- _ACTION ITEM_
Begin with the line containing "Convert this screenshot" and end with the last line of the data below; return those lines exactly, and only those.

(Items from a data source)
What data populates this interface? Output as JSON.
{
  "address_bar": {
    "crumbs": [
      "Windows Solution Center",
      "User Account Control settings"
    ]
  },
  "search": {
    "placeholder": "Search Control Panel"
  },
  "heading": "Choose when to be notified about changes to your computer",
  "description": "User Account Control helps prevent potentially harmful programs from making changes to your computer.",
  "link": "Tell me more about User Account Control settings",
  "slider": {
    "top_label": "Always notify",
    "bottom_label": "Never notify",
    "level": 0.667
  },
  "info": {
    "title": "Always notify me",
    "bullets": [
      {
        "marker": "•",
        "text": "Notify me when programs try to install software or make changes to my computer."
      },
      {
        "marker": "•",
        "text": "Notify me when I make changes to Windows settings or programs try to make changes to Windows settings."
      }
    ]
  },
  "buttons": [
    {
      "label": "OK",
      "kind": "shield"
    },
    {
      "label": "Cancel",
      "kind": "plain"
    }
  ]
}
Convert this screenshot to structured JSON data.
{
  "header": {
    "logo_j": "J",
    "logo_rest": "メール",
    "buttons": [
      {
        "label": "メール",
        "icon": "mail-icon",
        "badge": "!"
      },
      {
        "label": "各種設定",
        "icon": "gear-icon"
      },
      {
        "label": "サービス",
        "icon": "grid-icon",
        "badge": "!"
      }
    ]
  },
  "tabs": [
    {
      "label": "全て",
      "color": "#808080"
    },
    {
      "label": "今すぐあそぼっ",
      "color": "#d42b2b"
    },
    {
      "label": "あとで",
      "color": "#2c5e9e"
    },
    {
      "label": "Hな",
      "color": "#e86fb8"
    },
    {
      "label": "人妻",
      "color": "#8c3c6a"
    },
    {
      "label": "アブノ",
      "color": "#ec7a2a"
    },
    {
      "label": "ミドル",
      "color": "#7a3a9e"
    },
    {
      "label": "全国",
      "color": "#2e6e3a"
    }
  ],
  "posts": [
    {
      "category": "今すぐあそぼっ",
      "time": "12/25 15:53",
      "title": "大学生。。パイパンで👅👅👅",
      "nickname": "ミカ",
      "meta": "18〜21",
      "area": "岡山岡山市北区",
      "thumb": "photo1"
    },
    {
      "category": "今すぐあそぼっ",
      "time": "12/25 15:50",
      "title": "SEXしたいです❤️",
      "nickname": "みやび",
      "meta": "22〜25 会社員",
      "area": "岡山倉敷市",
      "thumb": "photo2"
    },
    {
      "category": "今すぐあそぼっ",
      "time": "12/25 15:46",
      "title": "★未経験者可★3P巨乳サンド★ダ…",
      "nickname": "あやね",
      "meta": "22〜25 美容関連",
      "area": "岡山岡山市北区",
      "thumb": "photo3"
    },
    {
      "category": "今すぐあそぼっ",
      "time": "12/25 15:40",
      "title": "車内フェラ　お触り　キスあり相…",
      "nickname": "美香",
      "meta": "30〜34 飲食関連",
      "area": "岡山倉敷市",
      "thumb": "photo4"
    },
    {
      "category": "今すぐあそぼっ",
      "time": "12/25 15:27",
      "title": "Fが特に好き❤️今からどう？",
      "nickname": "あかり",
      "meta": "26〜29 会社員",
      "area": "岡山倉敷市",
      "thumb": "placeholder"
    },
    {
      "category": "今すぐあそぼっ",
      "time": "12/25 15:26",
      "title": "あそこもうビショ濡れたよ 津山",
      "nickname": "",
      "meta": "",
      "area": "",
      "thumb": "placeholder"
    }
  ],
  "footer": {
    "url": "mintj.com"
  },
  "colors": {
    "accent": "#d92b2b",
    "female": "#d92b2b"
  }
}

- _TASK ANSWER_
Convert this screenshot to structured JSON data.
{
  "header": {
    "logo_j": "J",
    "logo_rest": "メール",
    "buttons": [
      {
        "label": "メール",
        "icon": "mail-icon",
        "badge": "!"
      },
      {
        "label": "各種設定",
        "icon": "gear-icon"
      },
      {
        "label": "サービス",
        "icon": "grid-icon",
        "badge": "!"
      }
    ]
  },
  "tabs": [
    {
      "label": "全て",
      "color": "#808080"
    },
    {
      "label": "今すぐあそぼっ",
      "color": "#d42b2b"
    },
    {
      "label": "あとで",
      "color": "#2c5e9e"
    },
    {
      "label": "Hな",
      "color": "#e86fb8"
    },
    {
      "label": "人妻",
      "color": "#8c3c6a"
    },
    {
      "label": "アブノ",
      "color": "#ec7a2a"
    },
    {
      "label": "ミドル",
      "color": "#7a3a9e"
    },
    {
      "label": "全国",
      "color": "#2e6e3a"
    }
  ],
  "posts": [
    {
      "category": "今すぐあそぼっ",
      "time": "12/25 15:53",
      "title": "大学生。。パイパンで👅👅👅",
      "nickname": "ミカ",
      "meta": "18〜21",
      "area": "岡山岡山市北区",
      "thumb": "photo1"
    },
    {
      "category": "今すぐあそぼっ",
      "time": "12/25 15:50",
      "title": "SEXしたいです❤️",
      "nickname": "みやび",
      "meta": "22〜25 会社員",
      "area": "岡山倉敷市",
      "thumb": "photo2"
    },
    {
      "category": "今すぐあそぼっ",
      "time": "12/25 15:46",
      "title": "★未経験者可★3P巨乳サンド★ダ…",
      "nickname": "あやね",
      "meta": "22〜25 美容関連",
      "area": "岡山岡山市北区",
      "thumb": "photo3"
    },
    {
      "category": "今すぐあそぼっ",
      "time": "12/25 15:40",
      "title": "車内フェラ　お触り　キスあり相…",
      "nickname": "美香",
      "meta": "30〜34 飲食関連",
      "area": "岡山倉敷市",
      "thumb": "photo4"
    },
    {
      "category": "今すぐあそぼっ",
      "time": "12/25 15:27",
      "title": "Fが特に好き❤️今からどう？",
      "nickname": "あかり",
      "meta": "26〜29 会社員",
      "area": "岡山倉敷市",
      "thumb": "placeholder"
    },
    {
      "category": "今すぐあそぼっ",
      "time": "12/25 15:26",
      "title": "あそこもうビショ濡れたよ 津山",
      "nickname": "",
      "meta": "",
      "area": "",
      "thumb": "placeholder"
    }
  ],
  "footer": {
    "url": "mintj.com"
  },
  "colors": {
    "accent": "#d92b2b",
    "female": "#d92b2b"
  }
}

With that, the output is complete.